It was when it became obvious that Nigeria could not sign the Kigali agreement that it was taken to Niger. According to the trade expert, Nigerians who went there, as a result of no national carrier resulting from the no bilateral air agreement, flew to Togo, from Togo to Abidjan, then to Mali and finally to Niger.
“If I am to take back my job as export manager in any of the companies in Nigeria, will I be routing my functions in that way?” Isemede asked.
He said Nigeria made a mistake by not using the ECOWAS template, developed by it, adding that recent work must be carried out outside this country.
“What led to the delay in signing was the committee set up by the government because the committee comprises of non-business oriented individuals who have never crossed the borders or ports before and they are neither importers nor exporters,” the former NACCIMA boss said.
While grappling with the situation on ground, ECOWAS remains the least developed sub-region on the continent. This is the time, from Senegal to Nigeria, we have to work together and be able to achieve the customs union, which will now dovetail into a single market, the dream of the AfCFTA.
What next for Nigeria and other W/African nations?
Nigeria was the first to be approved in 1961 for cross border business and Lagos alone had more than 3000 industries as at then. But now, she has the opportunity of taking Africa as a captive market. Also, Ghana getting the secretariat does not mean that Ghana laboured more than others. It was as a result of the foundation laid by Kwame Nkrumah to Ghana’s independence in 1957 – The integration of Africa and industrialization of Ghana.
John Isemede, speaking with Business A.M., highlighted some steps to help ameliorate the failing system in Nigeria as well as citing the need to engage experts and professionals.
“Now that our policies have crumbled the system, we won’t give up because we have experts. We want to implore the government, because we have experts, professors in Nigeria. In AfCFTA, professors have not been engaged. Private sectors that ought to be at the back now sit at the edge of the table to sign papers,” he said.
On the way forward, the trade expert said, the closure of borders negates all agreement under ECOWAS. The closure of the border has revealed a contrary reason to the government’s claim. An instance is the Nigerian naira which traded for N306 to the dollar before the border closure but now trades at over N440 during the closure.
Besides, Nigeria has neither airline nor shipping line, and so border closure should be halted. Therefore, we should know the type of borders we have with our neighbours. If a population of 200 million cannot manage a border of less than 5000 km, then we should desist from complaints on ECOWAS action, he said.
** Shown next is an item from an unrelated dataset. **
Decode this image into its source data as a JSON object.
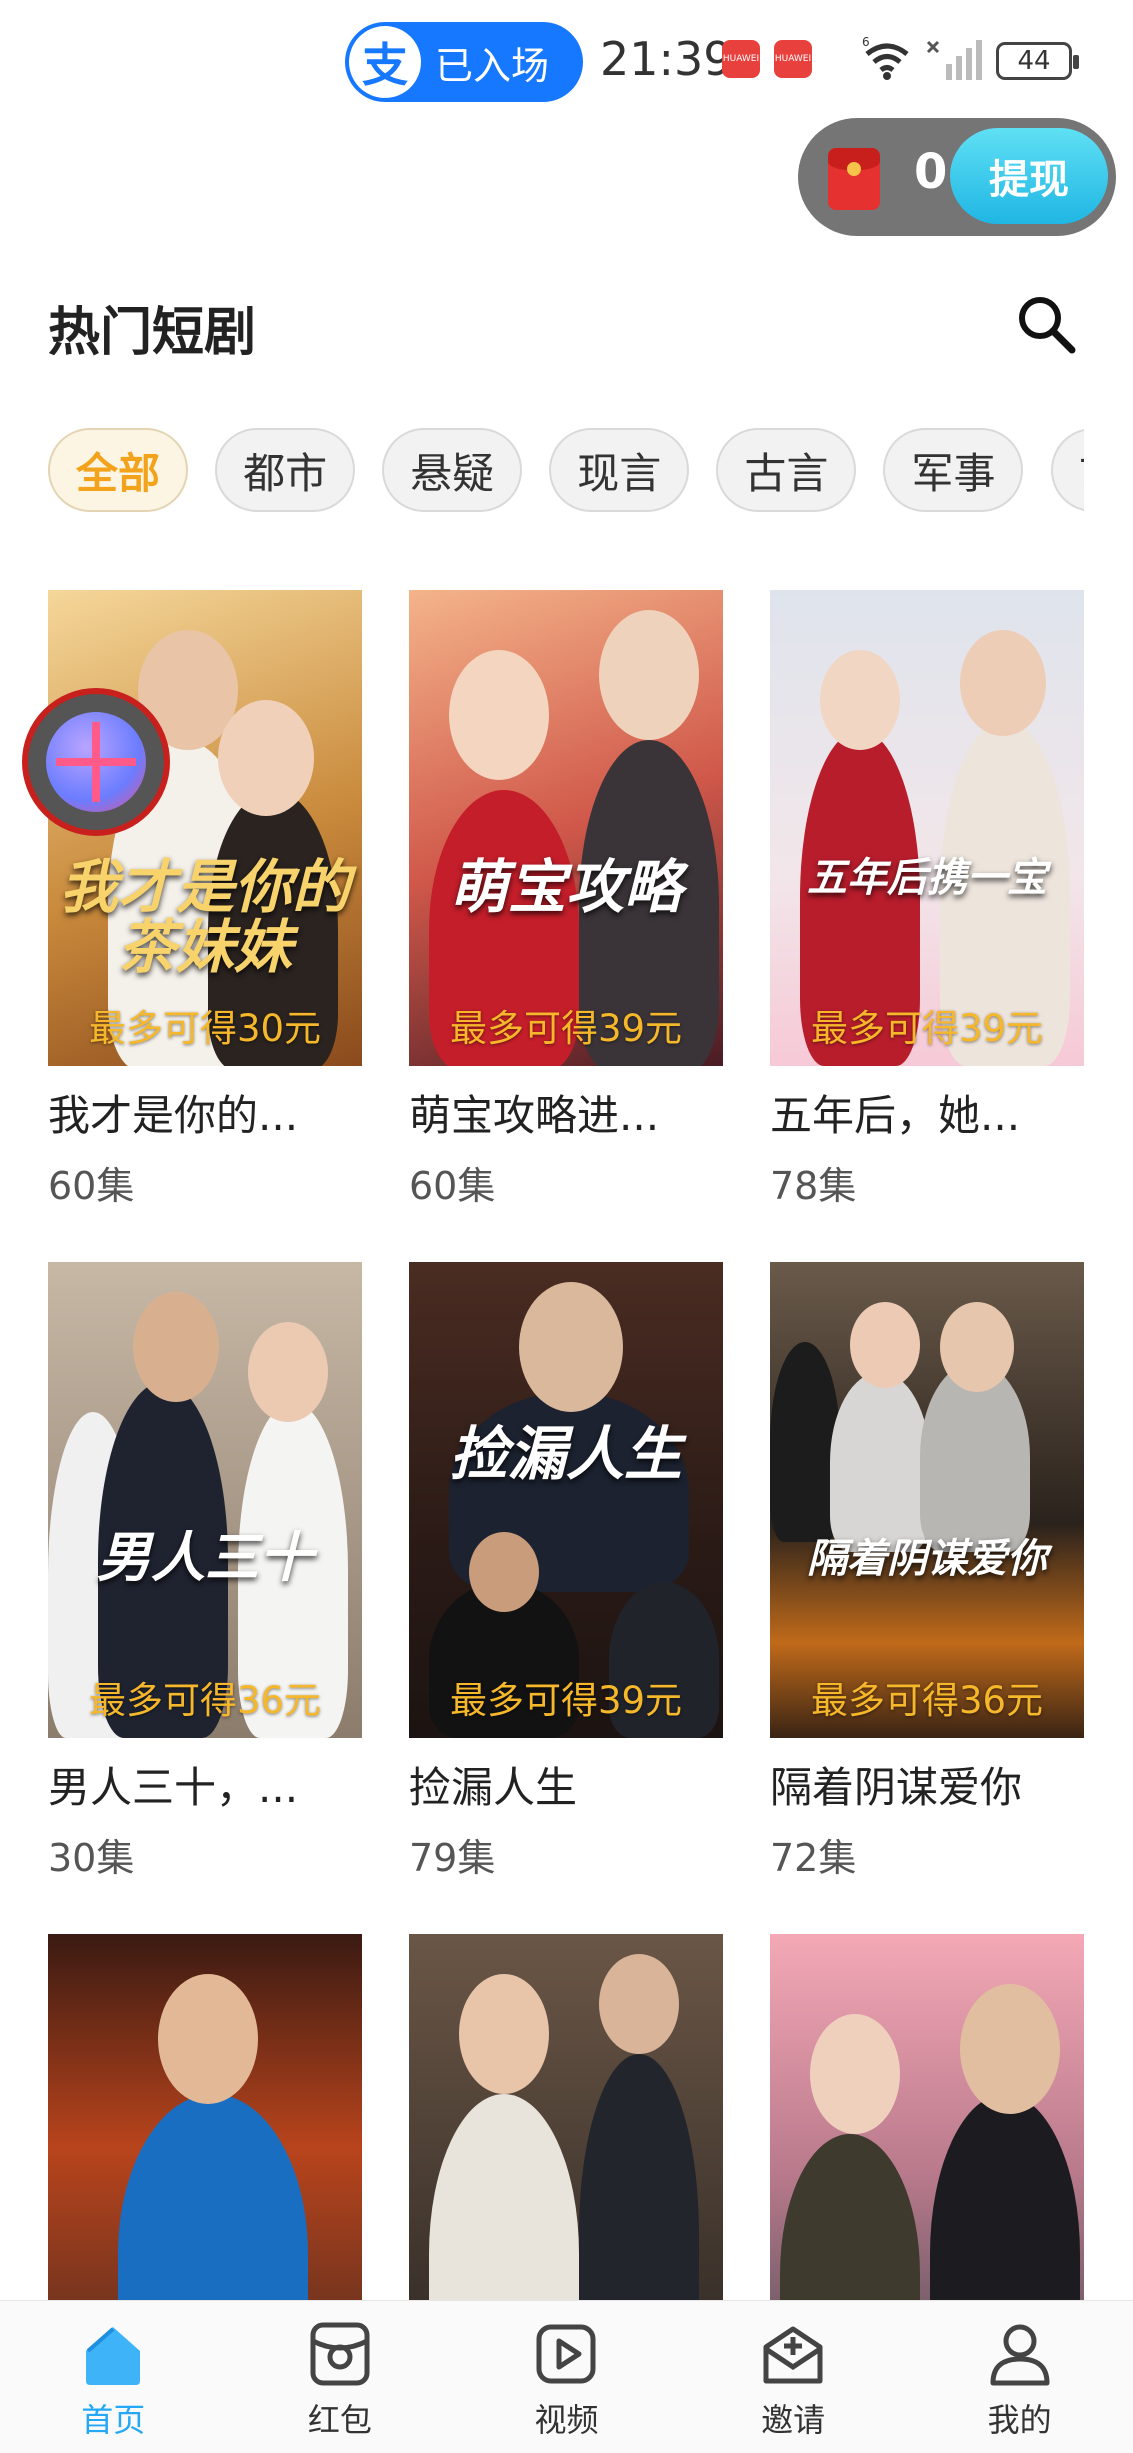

Fundamentally, the capacity building of personnel, as well as the building of linkages between the universities, the private sector and the government, will be a start off point to achieving success with the agreement. For AfCFTA to succeed there must be a monitoring and evaluation mechanism.
Today, Isemede said, the only way we can still gain the naira is to key into the AfCFTA. Did the President just promise 10 million jobs per year? Well, the only way to provide the jobs is to build linkages in agriculture. This is not the ICT, air business or technology. ECOWAS should come together cooperatively to be able to compete against the likes of North Africa, east, central and southern Africa.
The AfCFTA office is now opened in Ghana with the whole world watching to see how Nigeria and ECOWAS will navigate establishing a Customs Union, which will dovetail into a single market. Nigeria is at the centre of all the activities whether it has signed or not signed to the agreement.
“We have to put our acts together and use the maximum support based on the template we used to run the ECOWAS now in the ECOWAS office, based on our research, while looking for import and export revolution in all the 16 countries, plus Chad and Cameroon,” he emphasised.
Frontpage January 10, 2020